All for the patient
Anaesthesia and resuscitationare two fields that go hand in hand. Dr Maries and his colleagues often must dedicate a considerable amount of time to resuscitation when caring for postoperative patients and serious cases. The staff working in the FVH’s Intensive Care Unit is familiar with the scene of this senior doctor returning to check patients every night, even if it is not his duty.
“All for the Patient” is a key maxim among the doctors at FV Hospital, and Dr Maries says he doesn’t feel pressured to overcome every obstacle himself. When losing sleep over considering how best to care for patients with severe illnesses, Dr Maries considers himself lucky to be working at FV Hospital, where “you never have to decide alone.”
Since FV has a tradition of working effectively as a team, interdisciplinary meetings are held in the majority of cases. As a result, a patient’s health is assessed in the most comprehensive way to devise the optimal treatment regimen.
After heading the anaesthetists departments at three major hospitals in France, Dr Maries is highly regarded at FV for his expertise. He says:
Another important factor that makes this experienced anaesthetists remain at FVH is the hospital’s facilities and workflow. “In terms of the environment and medical equipment, FV is similar to hospitals in France, but the organisation here, especially on the leadership team, is dynamic, flexible, and enables things to run very fast if your proposal is beneficial to the patient.”
Dr Maries gives an example when he proposed regional anaesthesia though an ultrasound scan for postoperative pain relief, which immediately received support from the Board. Less than a year later, regional anaesthesia though ultrasound scan was introduced at FV, contributing to the improvement of care and resulting quality of life for FV patients.
Most anaesthetists choose to enter this discipline because they have an interest in meticulous science and the formulas governing the administration of medication, but the anesthesiologist not only supports patients when they are on the operating table but also in their toughest moments contemplating death.

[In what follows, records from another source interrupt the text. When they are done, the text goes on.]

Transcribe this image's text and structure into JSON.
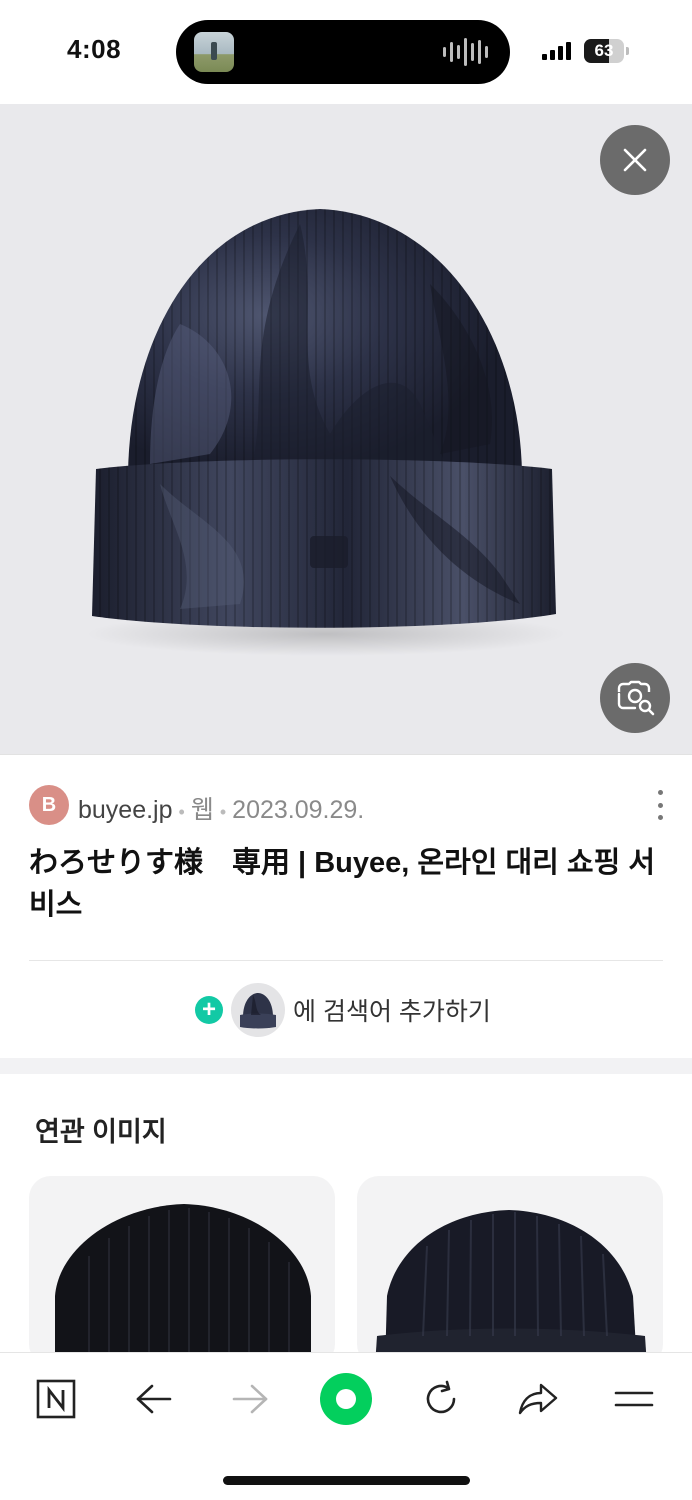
{
  "status_bar": {
    "time": "4:08",
    "battery_percent": "63",
    "battery_level": 0.63
  },
  "hero": {
    "close_icon": "close-icon",
    "lens_icon": "image-search-icon"
  },
  "result": {
    "source_initial": "B",
    "source_domain": "buyee.jp",
    "source_type": "웹",
    "date": "2023.09.29.",
    "title": "わろせりす様　専用 | Buyee, 온라인 대리 쇼핑 서비스"
  },
  "add_search": {
    "label": "에 검색어 추가하기"
  },
  "related": {
    "title": "연관 이미지"
  },
  "toolbar": {
    "items": [
      "naver-home-icon",
      "back-arrow-icon",
      "forward-arrow-icon",
      "green-dot-button",
      "refresh-icon",
      "share-icon",
      "menu-icon"
    ]
  },
  "colors": {
    "accent_green": "#03cf5d",
    "plus_teal": "#12c9a5",
    "avatar": "#d98f87",
    "overlay_button": "#6b6b6b"
  }
}
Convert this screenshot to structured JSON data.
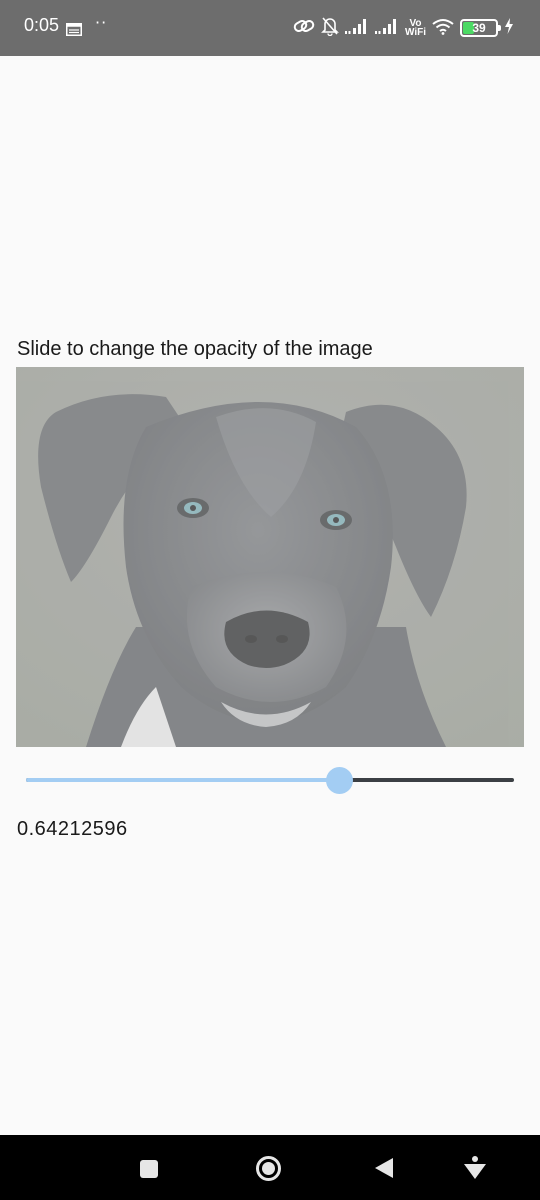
{
  "status_bar": {
    "time": "0:05",
    "dots": "··",
    "network_label_top": "Vo",
    "network_label_bottom": "WiFi",
    "battery_level": "39",
    "battery_fraction": 0.39,
    "colors": {
      "background": "#6d6d6d",
      "battery_fill": "#4cd964"
    },
    "icons": [
      "calendar-icon",
      "link-icon",
      "bell-off-icon",
      "signal-icon",
      "signal-icon",
      "wifi-icon",
      "battery-icon",
      "charging-icon"
    ]
  },
  "main": {
    "caption": "Slide to change the opacity of the image",
    "image": {
      "subject": "dog-photo",
      "opacity": 0.64212596
    },
    "slider": {
      "value": 0.64212596,
      "min": 0,
      "max": 1,
      "active_color": "#a3cdf3",
      "inactive_color": "#3b3f44"
    },
    "value_text": "0.64212596"
  },
  "nav_bar": {
    "buttons": [
      "recents-square-icon",
      "home-circle-icon",
      "back-triangle-icon",
      "assistant-icon"
    ]
  }
}
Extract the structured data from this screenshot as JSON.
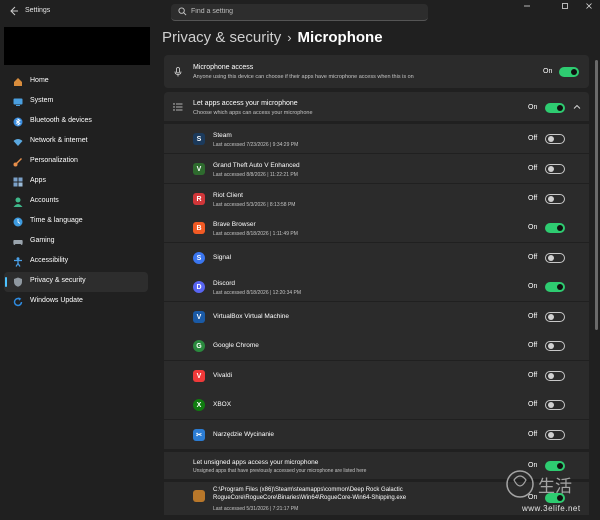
{
  "window": {
    "title": "Settings",
    "back_icon": "arrow-left-icon",
    "controls": [
      "minimize-icon",
      "maximize-icon",
      "close-icon"
    ]
  },
  "search": {
    "placeholder": "Find a setting"
  },
  "sidebar": {
    "items": [
      {
        "label": "Home",
        "icon": "home-icon",
        "color": "#d88c3c"
      },
      {
        "label": "System",
        "icon": "system-icon",
        "color": "#4a9fe0"
      },
      {
        "label": "Bluetooth & devices",
        "icon": "bluetooth-icon",
        "color": "#3b8ee0"
      },
      {
        "label": "Network & internet",
        "icon": "wifi-icon",
        "color": "#5aa8e0"
      },
      {
        "label": "Personalization",
        "icon": "brush-icon",
        "color": "#e88f4a"
      },
      {
        "label": "Apps",
        "icon": "apps-icon",
        "color": "#7aa0c8"
      },
      {
        "label": "Accounts",
        "icon": "accounts-icon",
        "color": "#3fb88a"
      },
      {
        "label": "Time & language",
        "icon": "clock-icon",
        "color": "#3d9be0"
      },
      {
        "label": "Gaming",
        "icon": "gaming-icon",
        "color": "#9aa4ad"
      },
      {
        "label": "Accessibility",
        "icon": "accessibility-icon",
        "color": "#4aa0e8"
      },
      {
        "label": "Privacy & security",
        "icon": "shield-icon",
        "color": "#8f98a0",
        "active": true
      },
      {
        "label": "Windows Update",
        "icon": "update-icon",
        "color": "#2e8be0"
      }
    ]
  },
  "breadcrumb": {
    "parent": "Privacy & security",
    "separator": "›",
    "current": "Microphone"
  },
  "mic_access": {
    "icon": "microphone-icon",
    "title": "Microphone access",
    "desc": "Anyone using this device can choose if their apps have microphone access when this is on",
    "state": "On"
  },
  "let_apps": {
    "icon": "list-icon",
    "title": "Let apps access your microphone",
    "desc": "Choose which apps can access your microphone",
    "state": "On",
    "chevron": "chevron-up-icon"
  },
  "apps": [
    {
      "name": "Steam",
      "meta": "Last accessed 7/23/2026  |  9:34:29 PM",
      "state": "Off",
      "icon": "steam-icon",
      "color": "#1b3a5c",
      "glyph": "S"
    },
    {
      "name": "Grand Theft Auto V Enhanced",
      "meta": "Last accessed 8/8/2026  |  11:22:21 PM",
      "state": "Off",
      "icon": "gta-icon",
      "color": "#2e6b2e",
      "glyph": "V"
    },
    {
      "name": "Riot Client",
      "meta": "Last accessed 5/3/2026  |  8:13:58 PM",
      "state": "Off",
      "icon": "riot-icon",
      "color": "#d13639",
      "glyph": "R"
    },
    {
      "name": "Brave Browser",
      "meta": "Last accessed 8/18/2026  |  1:11:49 PM",
      "state": "On",
      "icon": "brave-icon",
      "color": "#f15a24",
      "glyph": "B"
    },
    {
      "name": "Signal",
      "meta": "",
      "state": "Off",
      "icon": "signal-icon",
      "color": "#3a76f0",
      "glyph": "S"
    },
    {
      "name": "Discord",
      "meta": "Last accessed 8/18/2026  |  12:20:34 PM",
      "state": "On",
      "icon": "discord-icon",
      "color": "#5865f2",
      "glyph": "D"
    },
    {
      "name": "VirtualBox Virtual Machine",
      "meta": "",
      "state": "Off",
      "icon": "virtualbox-icon",
      "color": "#1a5aa6",
      "glyph": "V"
    },
    {
      "name": "Google Chrome",
      "meta": "",
      "state": "Off",
      "icon": "chrome-icon",
      "color": "#2a8a3e",
      "glyph": "G"
    },
    {
      "name": "Vivaldi",
      "meta": "",
      "state": "Off",
      "icon": "vivaldi-icon",
      "color": "#ef3939",
      "glyph": "V"
    },
    {
      "name": "XBOX",
      "meta": "",
      "state": "Off",
      "icon": "xbox-icon",
      "color": "#107c10",
      "glyph": "X"
    },
    {
      "name": "Narzędzie Wycinanie",
      "meta": "",
      "state": "Off",
      "icon": "snipping-tool-icon",
      "color": "#2b7cd3",
      "glyph": "✂"
    }
  ],
  "unsigned": {
    "title": "Let unsigned apps access your microphone",
    "desc": "Unsigned apps that have previously accessed your microphone are listed here",
    "state": "On"
  },
  "unsigned_apps": [
    {
      "path": "C:\\Program Files (x86)\\Steam\\steamapps\\common\\Deep Rock Galactic RogueCore\\RogueCore\\Binaries\\Win64\\RogueCore-Win64-Shipping.exe",
      "meta": "Last accessed 5/31/2026  |  7:21:17 PM",
      "state": "On",
      "icon": "app-exe-icon",
      "color": "#b8772a"
    }
  ],
  "watermark": {
    "text": "www.3elife.net",
    "logo_text": "三易生活"
  },
  "colors": {
    "accent": "#4cc2ff",
    "toggle_on": "#2ecc71",
    "background": "#202020",
    "card": "#2b2b2b"
  }
}
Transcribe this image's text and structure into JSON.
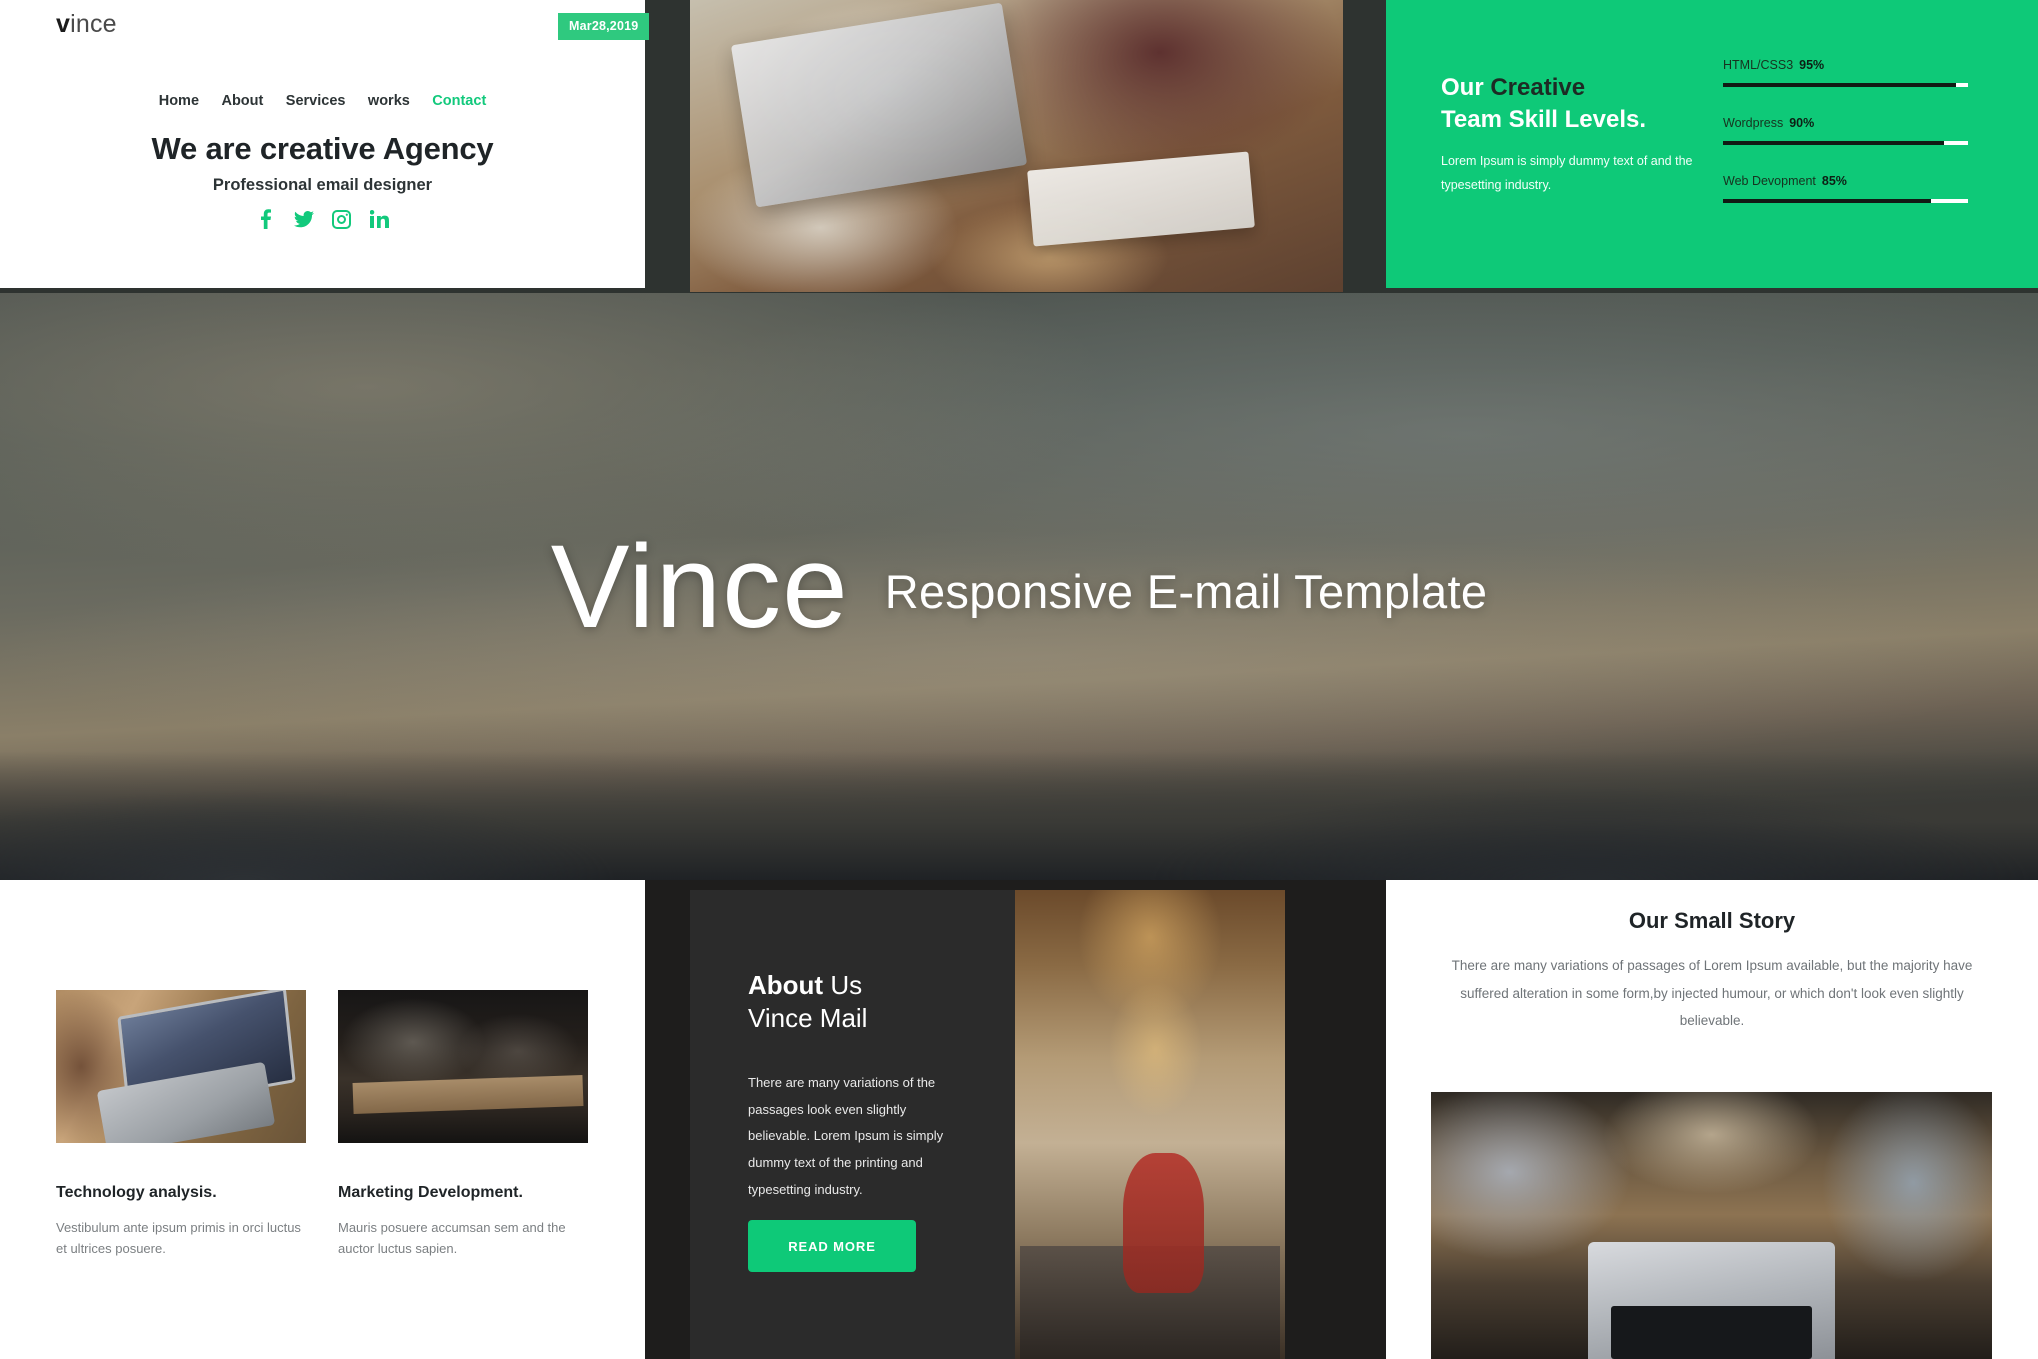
{
  "intro": {
    "brand_bold": "v",
    "brand_rest": "ince",
    "date_badge": "Mar28,2019",
    "nav": [
      {
        "label": "Home",
        "accent": false
      },
      {
        "label": "About",
        "accent": false
      },
      {
        "label": "Services",
        "accent": false
      },
      {
        "label": "works",
        "accent": false
      },
      {
        "label": "Contact",
        "accent": true
      }
    ],
    "title": "We are creative Agency",
    "subtitle": "Professional email designer",
    "socials": [
      "facebook-icon",
      "twitter-icon",
      "instagram-icon",
      "linkedin-icon"
    ]
  },
  "skills": {
    "heading_light": "Our ",
    "heading_dark": "Creative",
    "heading_line2": "Team Skill Levels.",
    "body": "Lorem Ipsum is simply dummy text of and the typesetting industry.",
    "items": [
      {
        "label": "HTML/CSS3",
        "percent": "95%",
        "value": 95
      },
      {
        "label": "Wordpress",
        "percent": "90%",
        "value": 90
      },
      {
        "label": "Web Devopment",
        "percent": "85%",
        "value": 85
      }
    ]
  },
  "hero": {
    "big": "Vince",
    "small": "Responsive E-mail Template"
  },
  "services": [
    {
      "image": "woman-typing-on-laptop-photo",
      "title": "Technology analysis.",
      "text": "Vestibulum ante ipsum primis in orci luctus et ultrices posuere."
    },
    {
      "image": "team-meeting-table-photo",
      "title": "Marketing Development.",
      "text": "Mauris posuere accumsan sem and the auctor luctus sapien."
    }
  ],
  "about": {
    "head_bold": "About",
    "head_rest": " Us",
    "head_line2": "Vince Mail",
    "text": "There are many variations of the passages look even slightly believable. Lorem Ipsum is simply dummy text of the printing and typesetting industry.",
    "button": "READ MORE",
    "image": "library-interior-photo"
  },
  "story": {
    "title": "Our Small Story",
    "text": "There are many variations of passages of Lorem Ipsum available, but the majority have suffered alteration in some form,by injected humour, or which don't look even slightly believable.",
    "image": "team-pointing-at-laptop-photo"
  },
  "colors": {
    "accent_green": "#0ec978",
    "badge_green": "#2fc97f",
    "dark_panel": "#2b2b2b",
    "page_dark": "#1e1d1c",
    "text_dark": "#1f2427",
    "text_muted": "#7b7f82"
  },
  "photos": {
    "top_banner": "man-typing-at-desk-photo",
    "hero_banner": "cloudy-sky-mountains-photo"
  }
}
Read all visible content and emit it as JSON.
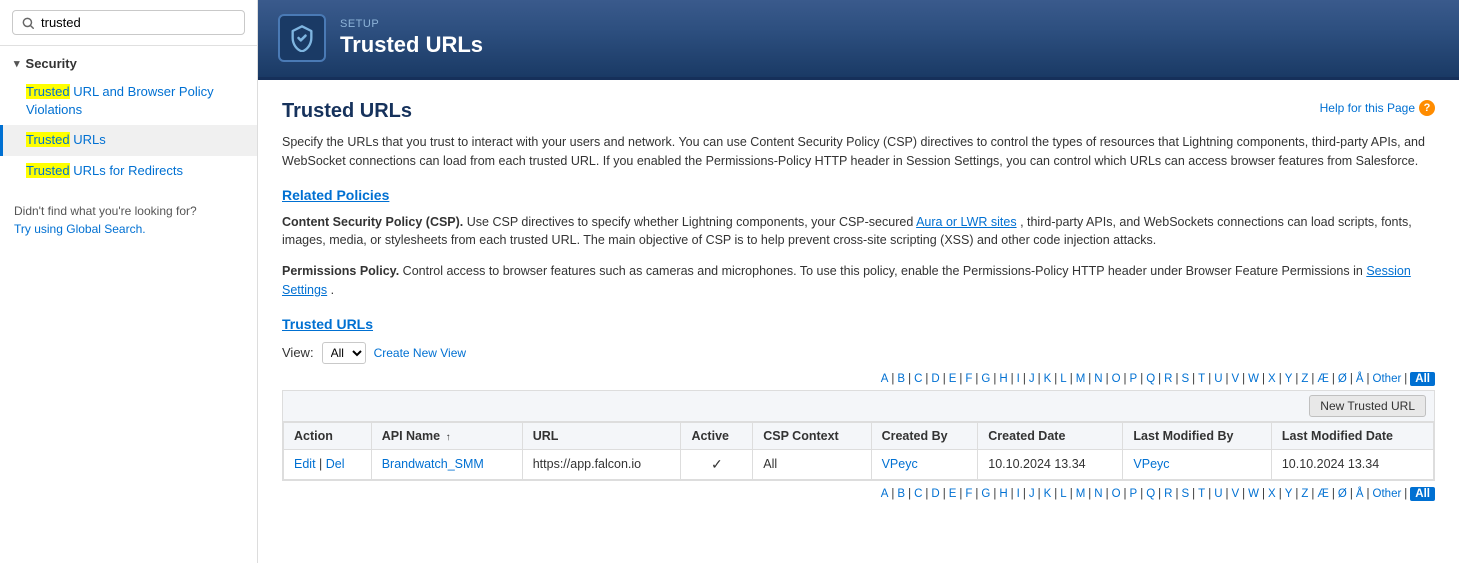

Dr Maries says that a patient’s recovery brings an anaesthesiologist great joy; a smile is the only reward an anaesthesiologist needs for all the difficulties they might face when fighting for a patient’s life.